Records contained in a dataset
= Beginning of Section =

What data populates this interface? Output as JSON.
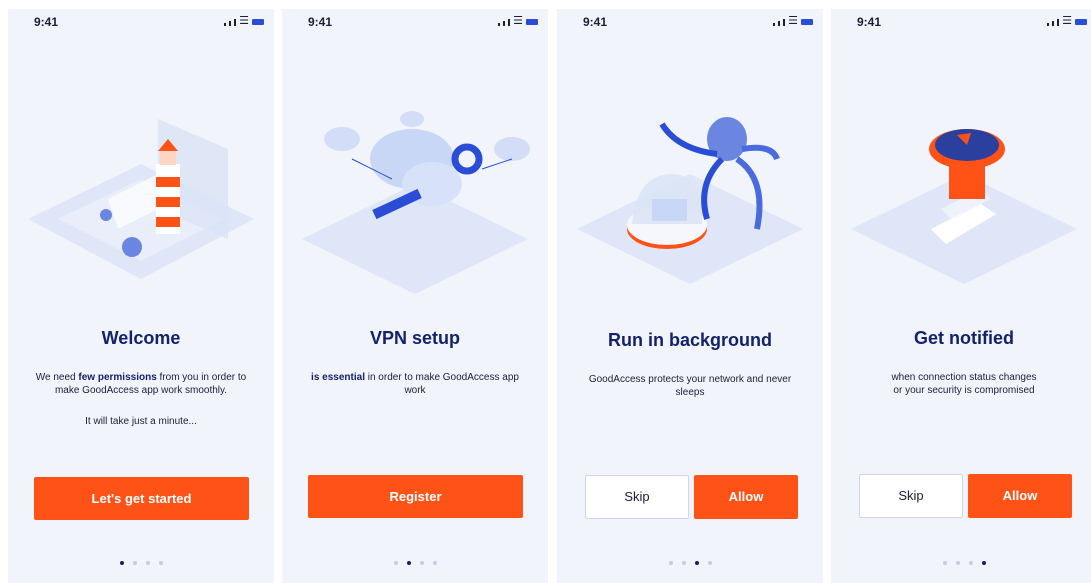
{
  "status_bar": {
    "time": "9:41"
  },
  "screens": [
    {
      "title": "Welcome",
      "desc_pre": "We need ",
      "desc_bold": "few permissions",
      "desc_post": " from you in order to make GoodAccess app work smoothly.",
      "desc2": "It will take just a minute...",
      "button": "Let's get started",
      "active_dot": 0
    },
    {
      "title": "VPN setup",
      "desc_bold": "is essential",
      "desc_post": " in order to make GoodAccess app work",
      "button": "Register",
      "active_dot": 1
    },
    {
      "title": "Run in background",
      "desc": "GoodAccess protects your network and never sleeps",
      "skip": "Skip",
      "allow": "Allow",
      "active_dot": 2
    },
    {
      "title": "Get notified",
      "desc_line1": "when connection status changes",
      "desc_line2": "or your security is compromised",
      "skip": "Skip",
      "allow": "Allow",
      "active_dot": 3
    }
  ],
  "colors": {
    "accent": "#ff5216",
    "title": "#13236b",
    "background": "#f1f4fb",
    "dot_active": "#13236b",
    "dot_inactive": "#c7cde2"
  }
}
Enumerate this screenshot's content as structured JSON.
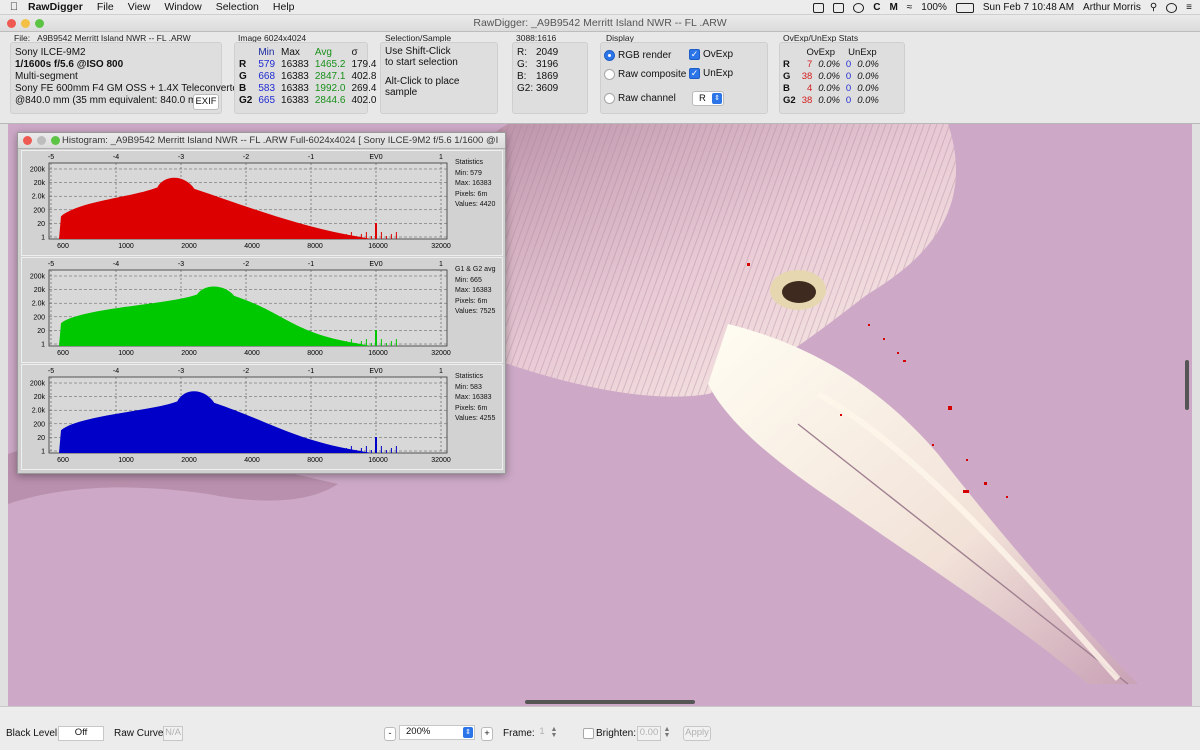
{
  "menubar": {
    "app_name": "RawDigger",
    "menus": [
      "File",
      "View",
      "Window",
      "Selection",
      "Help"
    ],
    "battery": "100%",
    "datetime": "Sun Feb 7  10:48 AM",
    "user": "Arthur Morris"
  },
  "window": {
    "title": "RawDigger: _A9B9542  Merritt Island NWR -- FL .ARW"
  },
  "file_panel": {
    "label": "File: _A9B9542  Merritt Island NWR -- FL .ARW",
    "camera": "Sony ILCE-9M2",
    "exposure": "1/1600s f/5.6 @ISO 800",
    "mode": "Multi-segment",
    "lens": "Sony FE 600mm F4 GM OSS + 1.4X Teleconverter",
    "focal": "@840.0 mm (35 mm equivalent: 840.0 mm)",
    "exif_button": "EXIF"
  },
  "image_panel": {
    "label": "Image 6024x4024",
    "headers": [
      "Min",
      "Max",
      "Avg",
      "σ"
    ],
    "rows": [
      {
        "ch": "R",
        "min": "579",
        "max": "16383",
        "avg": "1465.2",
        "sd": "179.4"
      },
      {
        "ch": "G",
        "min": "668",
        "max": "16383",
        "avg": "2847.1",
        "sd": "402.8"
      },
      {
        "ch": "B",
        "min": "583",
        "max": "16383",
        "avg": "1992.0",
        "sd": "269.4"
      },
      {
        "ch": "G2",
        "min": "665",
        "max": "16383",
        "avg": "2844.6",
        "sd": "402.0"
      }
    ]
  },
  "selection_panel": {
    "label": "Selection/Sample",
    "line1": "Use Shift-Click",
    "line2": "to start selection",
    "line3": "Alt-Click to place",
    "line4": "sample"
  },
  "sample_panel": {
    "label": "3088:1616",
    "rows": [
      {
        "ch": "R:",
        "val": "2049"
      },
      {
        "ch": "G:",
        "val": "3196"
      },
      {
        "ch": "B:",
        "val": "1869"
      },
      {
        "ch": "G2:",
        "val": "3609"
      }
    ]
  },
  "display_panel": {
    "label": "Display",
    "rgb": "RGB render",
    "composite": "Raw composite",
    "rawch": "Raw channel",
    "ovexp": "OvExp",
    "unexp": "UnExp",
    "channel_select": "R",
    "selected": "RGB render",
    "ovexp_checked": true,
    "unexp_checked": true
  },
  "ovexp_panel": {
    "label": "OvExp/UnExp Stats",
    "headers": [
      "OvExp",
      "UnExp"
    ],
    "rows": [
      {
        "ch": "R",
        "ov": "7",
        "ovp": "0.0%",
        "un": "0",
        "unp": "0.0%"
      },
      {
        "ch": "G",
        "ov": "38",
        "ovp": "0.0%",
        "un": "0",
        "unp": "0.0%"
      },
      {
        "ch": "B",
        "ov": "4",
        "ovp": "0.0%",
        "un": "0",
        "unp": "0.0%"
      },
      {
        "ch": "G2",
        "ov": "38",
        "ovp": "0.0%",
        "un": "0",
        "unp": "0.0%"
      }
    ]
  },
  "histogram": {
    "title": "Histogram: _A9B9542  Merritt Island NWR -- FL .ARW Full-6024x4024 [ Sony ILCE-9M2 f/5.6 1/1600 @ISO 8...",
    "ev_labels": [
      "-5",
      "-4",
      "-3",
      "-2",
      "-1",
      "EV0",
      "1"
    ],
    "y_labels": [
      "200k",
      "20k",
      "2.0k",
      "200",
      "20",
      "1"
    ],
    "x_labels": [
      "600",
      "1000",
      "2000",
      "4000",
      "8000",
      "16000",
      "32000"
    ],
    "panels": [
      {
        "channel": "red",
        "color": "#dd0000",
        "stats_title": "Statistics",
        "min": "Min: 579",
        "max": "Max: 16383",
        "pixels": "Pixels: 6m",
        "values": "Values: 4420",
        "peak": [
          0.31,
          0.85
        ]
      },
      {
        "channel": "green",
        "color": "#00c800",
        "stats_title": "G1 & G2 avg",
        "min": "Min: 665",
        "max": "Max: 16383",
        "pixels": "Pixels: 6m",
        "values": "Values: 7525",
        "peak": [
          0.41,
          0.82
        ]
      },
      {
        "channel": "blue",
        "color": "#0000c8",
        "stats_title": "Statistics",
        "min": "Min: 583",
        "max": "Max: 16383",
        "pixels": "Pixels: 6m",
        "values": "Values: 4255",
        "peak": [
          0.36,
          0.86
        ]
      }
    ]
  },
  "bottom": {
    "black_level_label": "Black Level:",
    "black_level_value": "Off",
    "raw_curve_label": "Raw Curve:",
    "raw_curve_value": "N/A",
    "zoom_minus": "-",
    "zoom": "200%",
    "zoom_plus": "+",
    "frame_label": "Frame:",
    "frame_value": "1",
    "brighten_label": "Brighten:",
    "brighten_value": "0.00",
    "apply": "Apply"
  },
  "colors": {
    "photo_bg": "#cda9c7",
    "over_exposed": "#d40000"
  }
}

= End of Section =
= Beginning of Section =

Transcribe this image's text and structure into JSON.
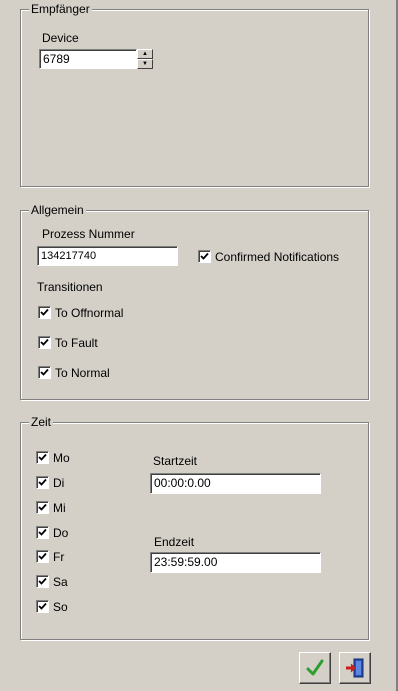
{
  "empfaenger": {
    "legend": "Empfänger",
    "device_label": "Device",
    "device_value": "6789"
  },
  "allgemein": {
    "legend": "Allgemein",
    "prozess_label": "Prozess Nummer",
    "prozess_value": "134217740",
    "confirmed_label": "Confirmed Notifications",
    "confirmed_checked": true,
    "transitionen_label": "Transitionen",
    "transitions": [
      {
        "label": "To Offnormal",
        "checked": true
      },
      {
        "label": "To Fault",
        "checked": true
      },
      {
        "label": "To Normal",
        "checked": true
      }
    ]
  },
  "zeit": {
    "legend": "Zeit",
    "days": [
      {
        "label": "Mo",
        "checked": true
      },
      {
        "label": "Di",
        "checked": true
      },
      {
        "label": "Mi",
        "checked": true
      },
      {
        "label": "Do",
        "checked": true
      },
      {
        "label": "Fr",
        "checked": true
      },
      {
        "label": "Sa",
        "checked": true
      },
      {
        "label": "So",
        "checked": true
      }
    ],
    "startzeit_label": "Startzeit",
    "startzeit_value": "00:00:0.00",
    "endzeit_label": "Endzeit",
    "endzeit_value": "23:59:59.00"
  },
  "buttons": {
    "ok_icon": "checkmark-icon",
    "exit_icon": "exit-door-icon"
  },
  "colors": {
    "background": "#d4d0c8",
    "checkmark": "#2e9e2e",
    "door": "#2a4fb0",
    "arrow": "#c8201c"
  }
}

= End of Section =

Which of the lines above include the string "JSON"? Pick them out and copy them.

> Reply:
What data populates this interface? Output as JSON.
Enumerate this screenshot's content as structured JSON.
Transcribe this image's text and structure into JSON.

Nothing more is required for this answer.